▸ **WHAT IS NEEDED**
Go through the records and filter out every line lacking the word "JSON"; copy the lines that remain.

Source data
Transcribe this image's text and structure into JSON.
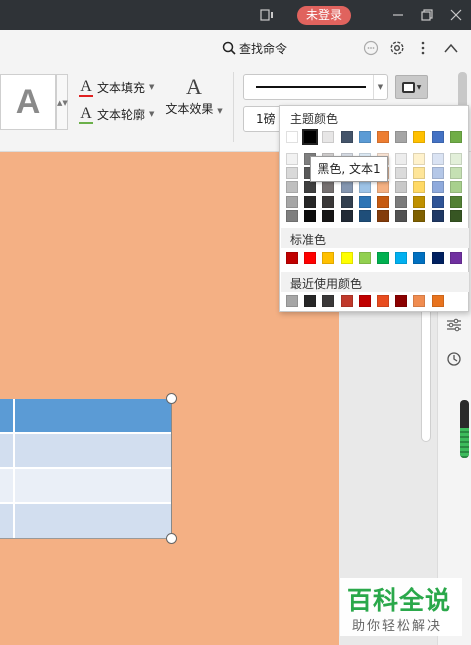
{
  "titlebar": {
    "login_label": "未登录",
    "icons": [
      "window-mode-icon",
      "minimize-icon",
      "restore-icon",
      "close-icon"
    ]
  },
  "menubar": {
    "find_command": "查找命令",
    "icons": [
      "search-icon",
      "chat-icon",
      "settings-icon",
      "more-icon",
      "collapse-icon"
    ]
  },
  "ribbon": {
    "style_preview": "A",
    "text_fill": "文本填充",
    "text_outline": "文本轮廓",
    "text_effect": "文本效果",
    "effect_glyph": "A",
    "line_weight": "1磅",
    "colors": {
      "fill_bar": "#e02020",
      "outline_bar": "#6bb04a"
    }
  },
  "color_popup": {
    "theme_title": "主题颜色",
    "standard_title": "标准色",
    "recent_title": "最近使用颜色",
    "tooltip": "黑色, 文本1",
    "theme_top": [
      "#ffffff",
      "#000000",
      "#e7e6e6",
      "#44546a",
      "#5b9bd5",
      "#ed7d31",
      "#a5a5a5",
      "#ffc000",
      "#4472c4",
      "#70ad47"
    ],
    "theme_shades": [
      [
        "#f2f2f2",
        "#7f7f7f",
        "#d0cece",
        "#d6dce4",
        "#deebf6",
        "#fbe5d5",
        "#ededed",
        "#fff2cc",
        "#dae3f3",
        "#e2efd9"
      ],
      [
        "#d9d9d9",
        "#595959",
        "#aeaaaa",
        "#adb9ca",
        "#bdd7ee",
        "#f7cbac",
        "#dbdbdb",
        "#fee599",
        "#b4c7e7",
        "#c5e0b3"
      ],
      [
        "#bfbfbf",
        "#3f3f3f",
        "#757070",
        "#8496b0",
        "#9dc3e6",
        "#f4b183",
        "#c9c9c9",
        "#ffd965",
        "#8faadc",
        "#a8d08d"
      ],
      [
        "#a6a6a6",
        "#262626",
        "#3a3838",
        "#323f4f",
        "#2e75b5",
        "#c55a11",
        "#7b7b7b",
        "#bf9000",
        "#2f5496",
        "#538135"
      ],
      [
        "#7f7f7f",
        "#0c0c0c",
        "#171616",
        "#222a35",
        "#1f4e79",
        "#833c0b",
        "#525252",
        "#7f6000",
        "#1f3864",
        "#375623"
      ]
    ],
    "standard": [
      "#c00000",
      "#ff0000",
      "#ffc000",
      "#ffff00",
      "#92d050",
      "#00b050",
      "#00b0f0",
      "#0070c0",
      "#002060",
      "#7030a0"
    ],
    "recent": [
      "#a6a6a6",
      "#262626",
      "#3a3838",
      "#c0392b",
      "#c00000",
      "#e84c1f",
      "#8b0000",
      "#f08c50",
      "#e8731e"
    ]
  },
  "slide": {
    "background": "#f4b084",
    "table_header_color": "#5b9bd5",
    "table_row_colors": [
      "#d2deef",
      "#eaeff7",
      "#d2deef"
    ]
  },
  "watermark": {
    "title": "百科全说",
    "subtitle": "助你轻松解决"
  }
}
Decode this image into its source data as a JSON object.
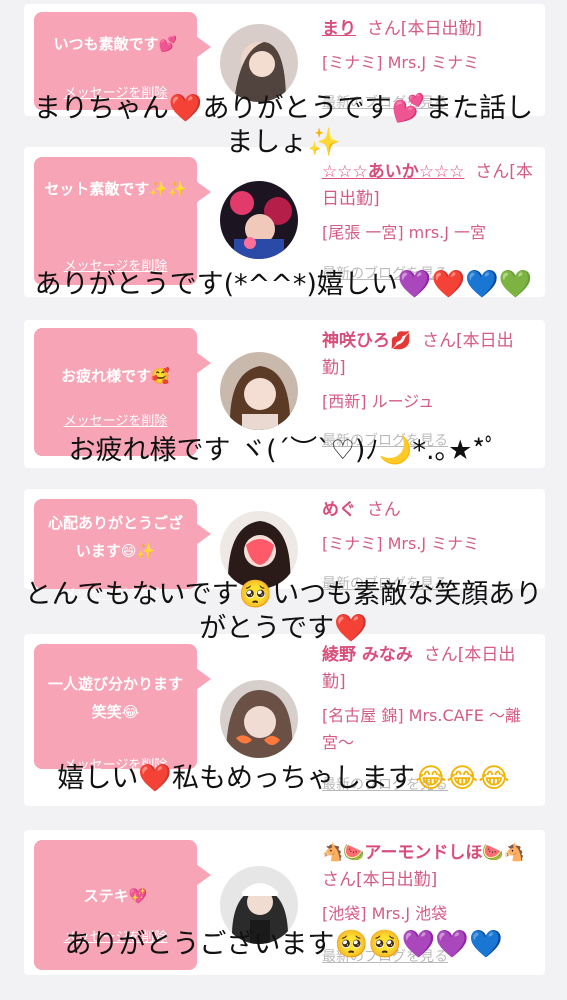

▸ **WORKED SOLUTION**
Transcribe this image's text and structure into JSON.
Decode this image into its source data as a JSON object.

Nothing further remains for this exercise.